Items listed in a dataset
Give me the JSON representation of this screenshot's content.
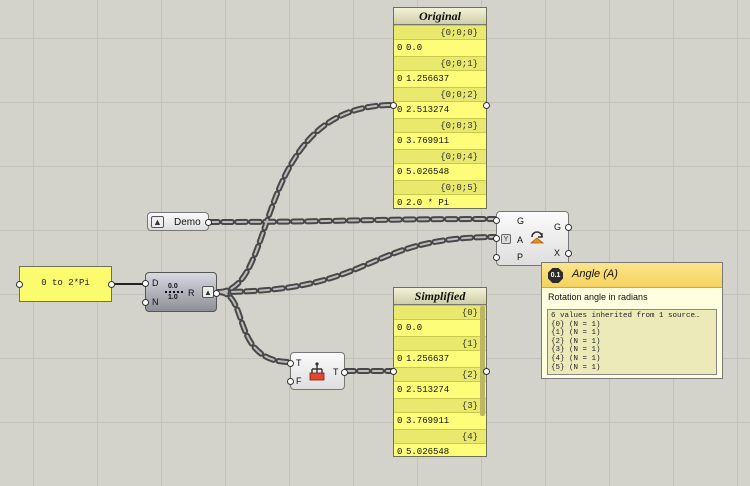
{
  "panels": {
    "original": {
      "title": "Original",
      "rows": [
        {
          "path": "{0;0;0}",
          "index": "0",
          "value": "0.0"
        },
        {
          "path": "{0;0;1}",
          "index": "0",
          "value": "1.256637"
        },
        {
          "path": "{0;0;2}",
          "index": "0",
          "value": "2.513274"
        },
        {
          "path": "{0;0;3}",
          "index": "0",
          "value": "3.769911"
        },
        {
          "path": "{0;0;4}",
          "index": "0",
          "value": "5.026548"
        },
        {
          "path": "{0;0;5}",
          "index": "0",
          "value": "2.0 * Pi"
        }
      ]
    },
    "simplified": {
      "title": "Simplified",
      "rows": [
        {
          "path": "{0}",
          "index": "0",
          "value": "0.0"
        },
        {
          "path": "{1}",
          "index": "0",
          "value": "1.256637"
        },
        {
          "path": "{2}",
          "index": "0",
          "value": "2.513274"
        },
        {
          "path": "{3}",
          "index": "0",
          "value": "3.769911"
        },
        {
          "path": "{4}",
          "index": "0",
          "value": "5.026548"
        }
      ]
    }
  },
  "range_panel": {
    "text": "0 to 2*Pi"
  },
  "demo_param": {
    "label": "Demo"
  },
  "range_component": {
    "inputs": [
      "D",
      "N"
    ],
    "output": "R",
    "icon_text": [
      "0.0",
      "1.0"
    ]
  },
  "rotate_component": {
    "inputs": [
      "G",
      "A",
      "P"
    ],
    "outputs": [
      "G",
      "X"
    ]
  },
  "simplify_component": {
    "inputs": [
      "T",
      "F"
    ],
    "output": "T"
  },
  "tooltip": {
    "badge": "0.1",
    "title": "Angle (A)",
    "description": "Rotation angle in radians",
    "details": [
      "6 values inherited from 1 source…",
      "{0} (N = 1)",
      "{1} (N = 1)",
      "{2} (N = 1)",
      "{3} (N = 1)",
      "{4} (N = 1)",
      "{5} (N = 1)"
    ]
  },
  "colors": {
    "canvas": "#d4d3cb",
    "panel_yellow": "#fdfd7a",
    "wire": "#555555",
    "tooltip_header": "#f5d25c",
    "accent_orange": "#f08c1e"
  }
}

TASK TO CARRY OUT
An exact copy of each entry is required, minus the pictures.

COMPLETED TASK
Give me the JSON representation of this screenshot's content.
{
  "panels": {
    "original": {
      "title": "Original",
      "rows": [
        {
          "path": "{0;0;0}",
          "index": "0",
          "value": "0.0"
        },
        {
          "path": "{0;0;1}",
          "index": "0",
          "value": "1.256637"
        },
        {
          "path": "{0;0;2}",
          "index": "0",
          "value": "2.513274"
        },
        {
          "path": "{0;0;3}",
          "index": "0",
          "value": "3.769911"
        },
        {
          "path": "{0;0;4}",
          "index": "0",
          "value": "5.026548"
        },
        {
          "path": "{0;0;5}",
          "index": "0",
          "value": "2.0 * Pi"
        }
      ]
    },
    "simplified": {
      "title": "Simplified",
      "rows": [
        {
          "path": "{0}",
          "index": "0",
          "value": "0.0"
        },
        {
          "path": "{1}",
          "index": "0",
          "value": "1.256637"
        },
        {
          "path": "{2}",
          "index": "0",
          "value": "2.513274"
        },
        {
          "path": "{3}",
          "index": "0",
          "value": "3.769911"
        },
        {
          "path": "{4}",
          "index": "0",
          "value": "5.026548"
        }
      ]
    }
  },
  "range_panel": {
    "text": "0 to 2*Pi"
  },
  "demo_param": {
    "label": "Demo"
  },
  "range_component": {
    "inputs": [
      "D",
      "N"
    ],
    "output": "R",
    "icon_text": [
      "0.0",
      "1.0"
    ]
  },
  "rotate_component": {
    "inputs": [
      "G",
      "A",
      "P"
    ],
    "outputs": [
      "G",
      "X"
    ]
  },
  "simplify_component": {
    "inputs": [
      "T",
      "F"
    ],
    "output": "T"
  },
  "tooltip": {
    "badge": "0.1",
    "title": "Angle (A)",
    "description": "Rotation angle in radians",
    "details": [
      "6 values inherited from 1 source…",
      "{0} (N = 1)",
      "{1} (N = 1)",
      "{2} (N = 1)",
      "{3} (N = 1)",
      "{4} (N = 1)",
      "{5} (N = 1)"
    ]
  },
  "colors": {
    "canvas": "#d4d3cb",
    "panel_yellow": "#fdfd7a",
    "wire": "#555555",
    "tooltip_header": "#f5d25c",
    "accent_orange": "#f08c1e"
  }
}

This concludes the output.